Cosatu general secretary Zwelinzima Vavi said the fact that there was a 2.6% increase in government expenditure made him comfortable.
He said Gordhan tried his best to manage the deficit from 5.2% to 4.7%. “It is impossible to argue for a bigger deficit,” said Vavi.
He bemoaned underspending in infrastructure development. “The fact that R260bn was allocated and only R178bn spent, which is 68%, talks to the levels of paralysis in government.”
Vavi said Gordhan’s statements on job creation were all over the place and not focused.
Deputy shadow minister of finance for the DA, David Ross, told The New Age the party welcomed several presentations, including the reduction in budget deficit, income tax relief and revenue collection. “The increase in revenue collection is a reflection of competency within the South African Revenue Services,” Ross said. “We really appreciate and congratulate the government on a job well done.”
Ross called on the government to improve the youth subsidy and land reform budget allocations. He said the land issue was a critical element that needed to be addressed urgently.
IFP leader Mangosuthu Buthelezi said the budget was predictable given what President Jacob Zuma had said in his state of the nation address regarding the infrastructure projects.
He said he doubted that South Africa would achieve the economic growth of 3.6% in 2013 and 4.2% in 2014 as predicted by Gordhan.
Bongani Msomi, secretary-general of the United Democratic Movement, gave Gordhan’s budget the green light but called on the government to eliminate any form of corruption in all the three spheres. “The budget speech was very positive but the high level of corruption might thwart the implementation of job-creation projects in the structures of the government.”
Cope said government must lead the way and prove it can deal with the new budget. “They must show they can spend taxpayers’ money properly,” Cope MP Nic Koornhof said.
The African People’s Convention (APC) welcomed an allocation for water and electricity in informal settlements announced in the government’s budget.
“Indeed, the provision of housing in this country is very slow, therefore providing water and electricity is a step in a right direction,” APC secretary Patrick Sindane said.
In response, AfriForum said the finance minister’s budget speech missed an opportunity by retaining toll fees for Gauteng highways, even though there are more cost-effective methods of recovery to finance these roads.
Kallie Kriel, CEO of AfriForum, said: “The decision to exempt taxis from toll fees while motorists have to pay reduces ordinary motorists to the milk cows of the new tolling system.”
The Black Sash also welcomed the budget, with its advocacy programme manager Nkosikhulule Nyembezi saying it was an encouraging budget.
“We hope spending on infrastructure will go a long way in improving the situation on the ground.
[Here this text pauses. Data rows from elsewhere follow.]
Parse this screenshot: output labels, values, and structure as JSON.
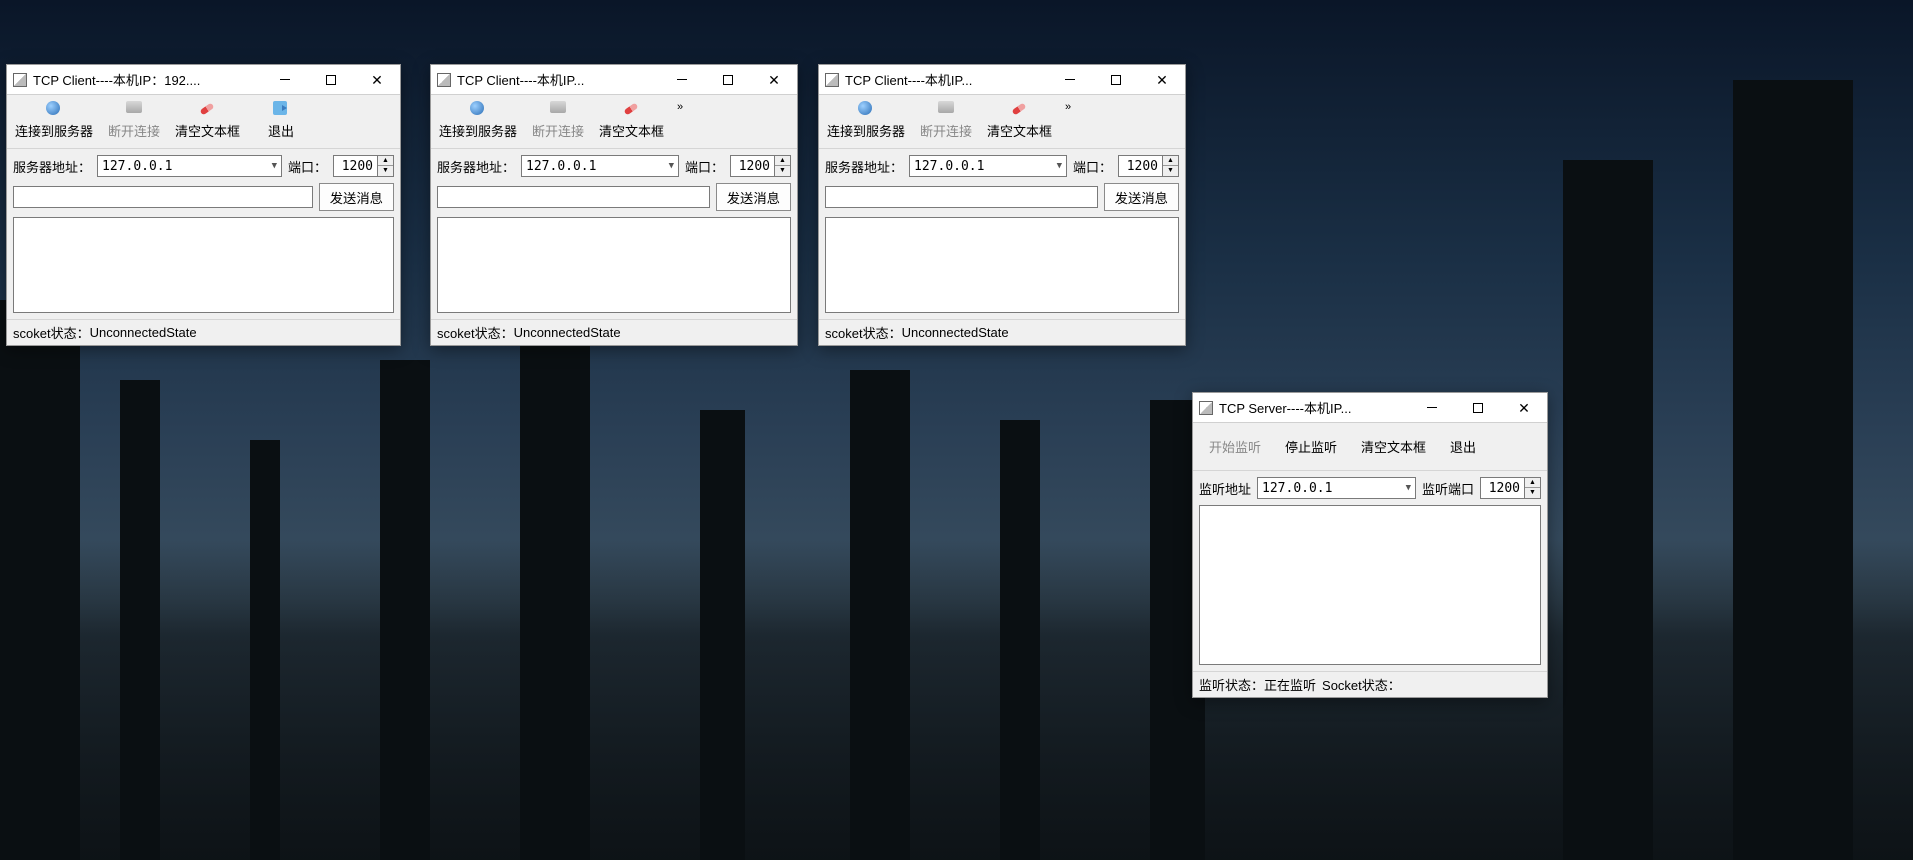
{
  "windows": {
    "client1": {
      "title": "TCP Client----本机IP：192...."
    },
    "client2": {
      "title": "TCP Client----本机IP..."
    },
    "client3": {
      "title": "TCP Client----本机IP..."
    },
    "server": {
      "title": "TCP Server----本机IP..."
    }
  },
  "toolbar": {
    "connect": "连接到服务器",
    "disconnect": "断开连接",
    "clear": "清空文本框",
    "exit": "退出",
    "overflow": "»"
  },
  "server_toolbar": {
    "start": "开始监听",
    "stop": "停止监听",
    "clear": "清空文本框",
    "exit": "退出"
  },
  "form": {
    "server_addr_label": "服务器地址：",
    "server_addr": "127.0.0.1",
    "port_label": "端口：",
    "port": "1200",
    "send": "发送消息",
    "listen_addr_label": "监听地址",
    "listen_addr": "127.0.0.1",
    "listen_port_label": "监听端口",
    "listen_port": "1200"
  },
  "status": {
    "socket_label": "scoket状态：",
    "socket_state": "UnconnectedState",
    "listen_label": "监听状态：",
    "listen_state": "正在监听",
    "sock_label": "Socket状态："
  }
}
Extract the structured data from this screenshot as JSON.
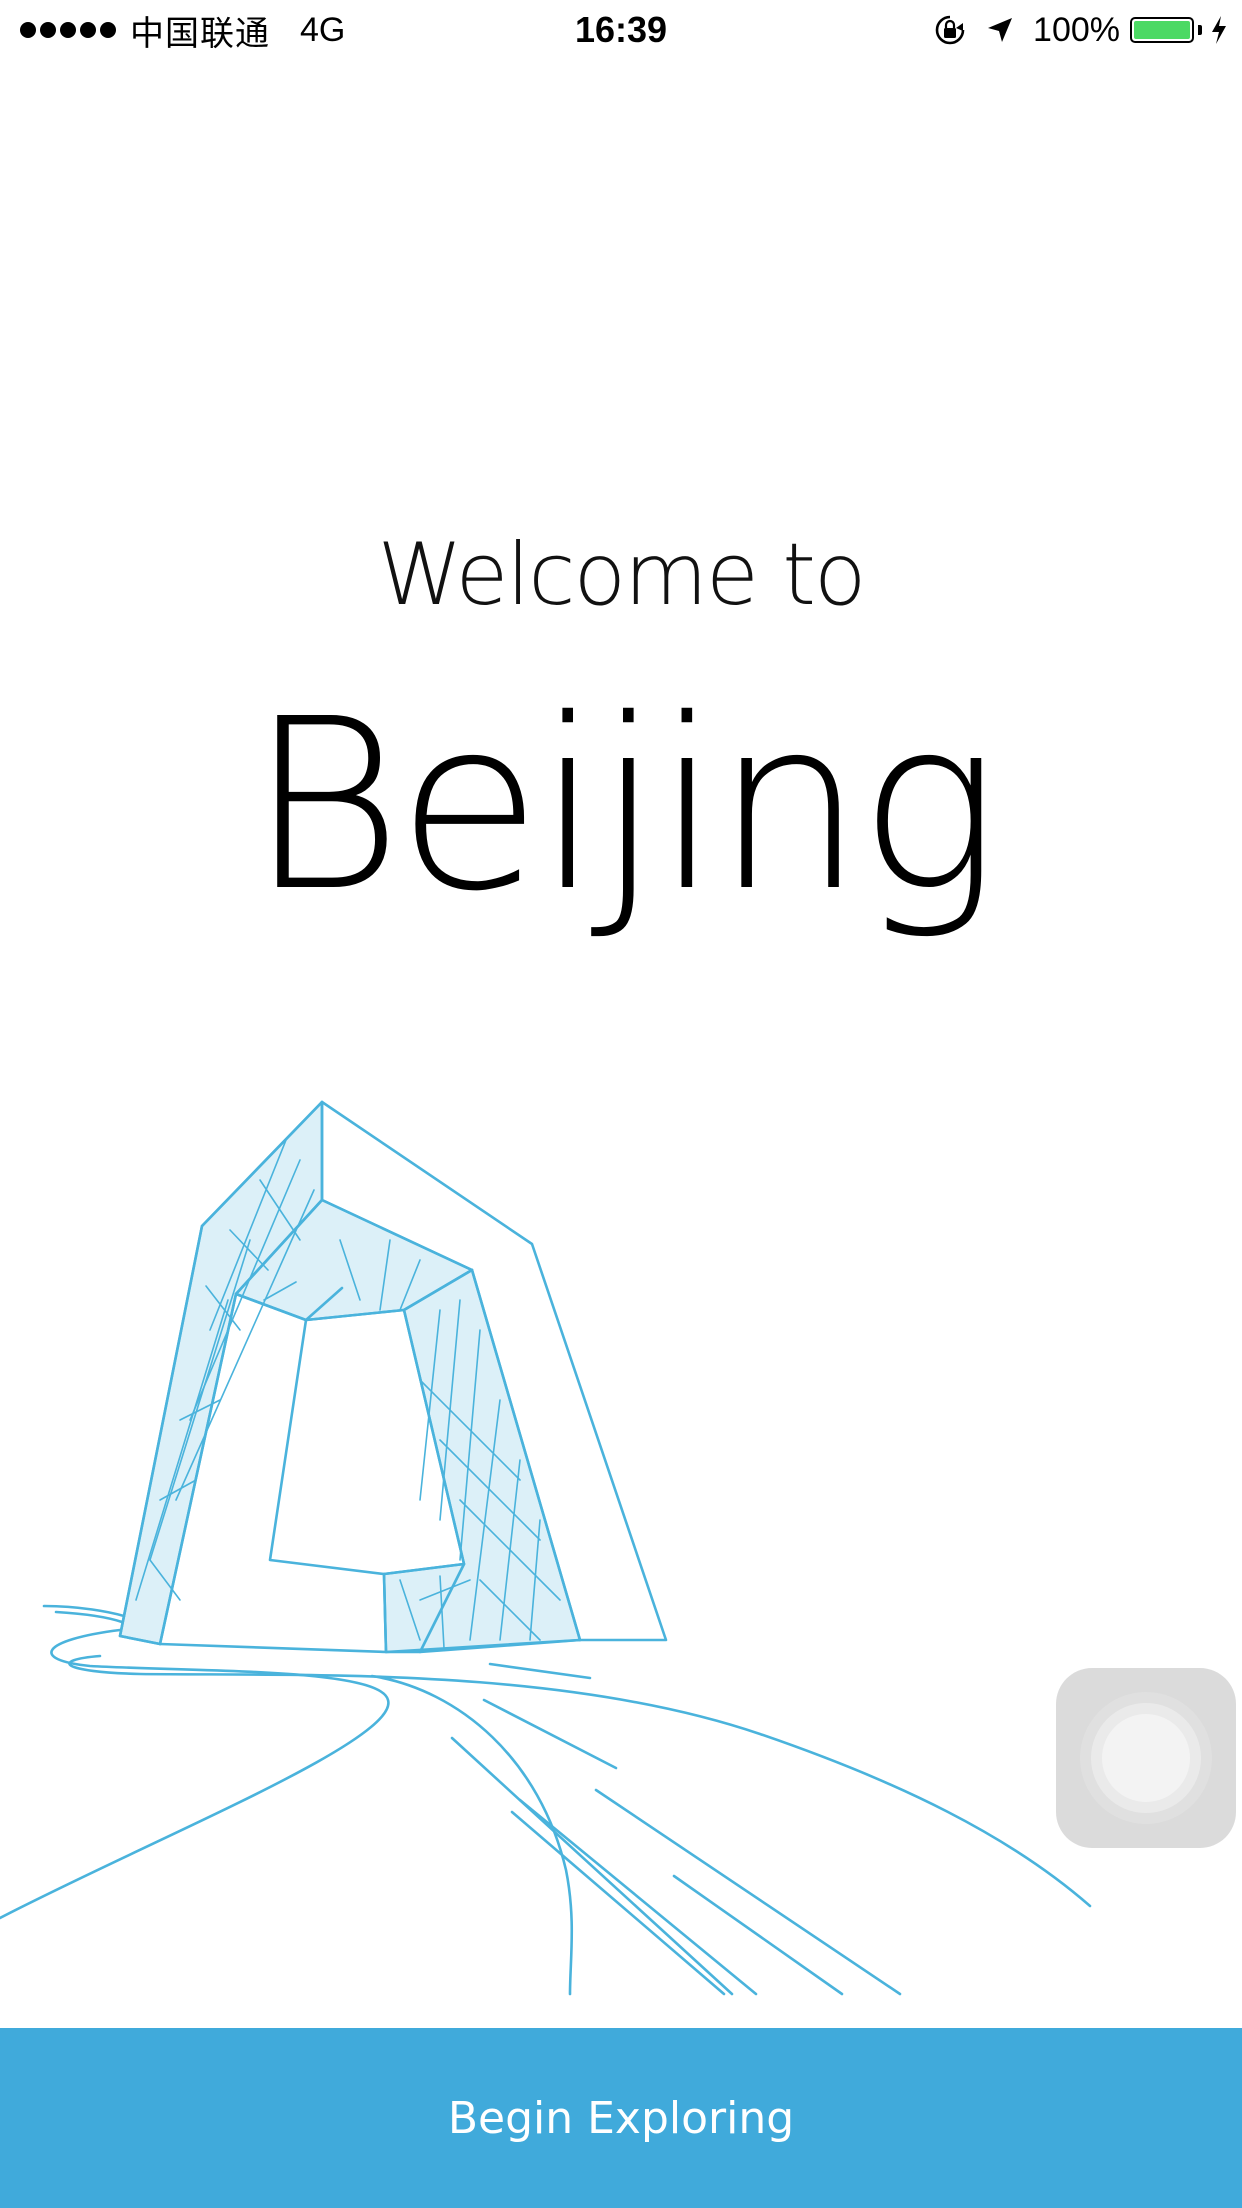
{
  "status_bar": {
    "carrier": "中国联通",
    "network": "4G",
    "time": "16:39",
    "battery_percent": "100%",
    "battery_color": "#4cd964"
  },
  "welcome": {
    "line1": "Welcome to",
    "city": "Beijing"
  },
  "illustration": {
    "subject": "cctv-tower-line-drawing",
    "stroke_color": "#4ab3dc",
    "fill_color": "#dcf0f8"
  },
  "cta": {
    "label": "Begin Exploring",
    "background": "#40aadb"
  }
}
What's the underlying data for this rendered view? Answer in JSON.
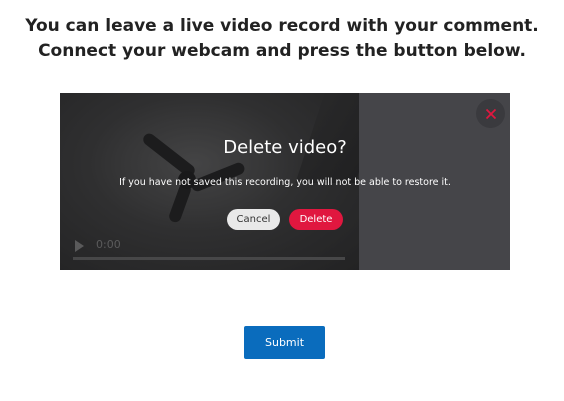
{
  "instructions": {
    "line1": "You can leave a live video record with your comment.",
    "line2": "Connect your webcam and press the button below."
  },
  "video": {
    "time": "0:00"
  },
  "dialog": {
    "title": "Delete video?",
    "message": "If you have not saved this recording, you will not be able to restore it.",
    "cancel_label": "Cancel",
    "delete_label": "Delete"
  },
  "submit_label": "Submit",
  "colors": {
    "delete": "#e0173f",
    "submit": "#0a6cbd",
    "close": "#e0173f"
  },
  "icons": {
    "close": "close-icon",
    "play": "play-icon"
  }
}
We had hoped the minister would talk about food security and revise the grocery items.”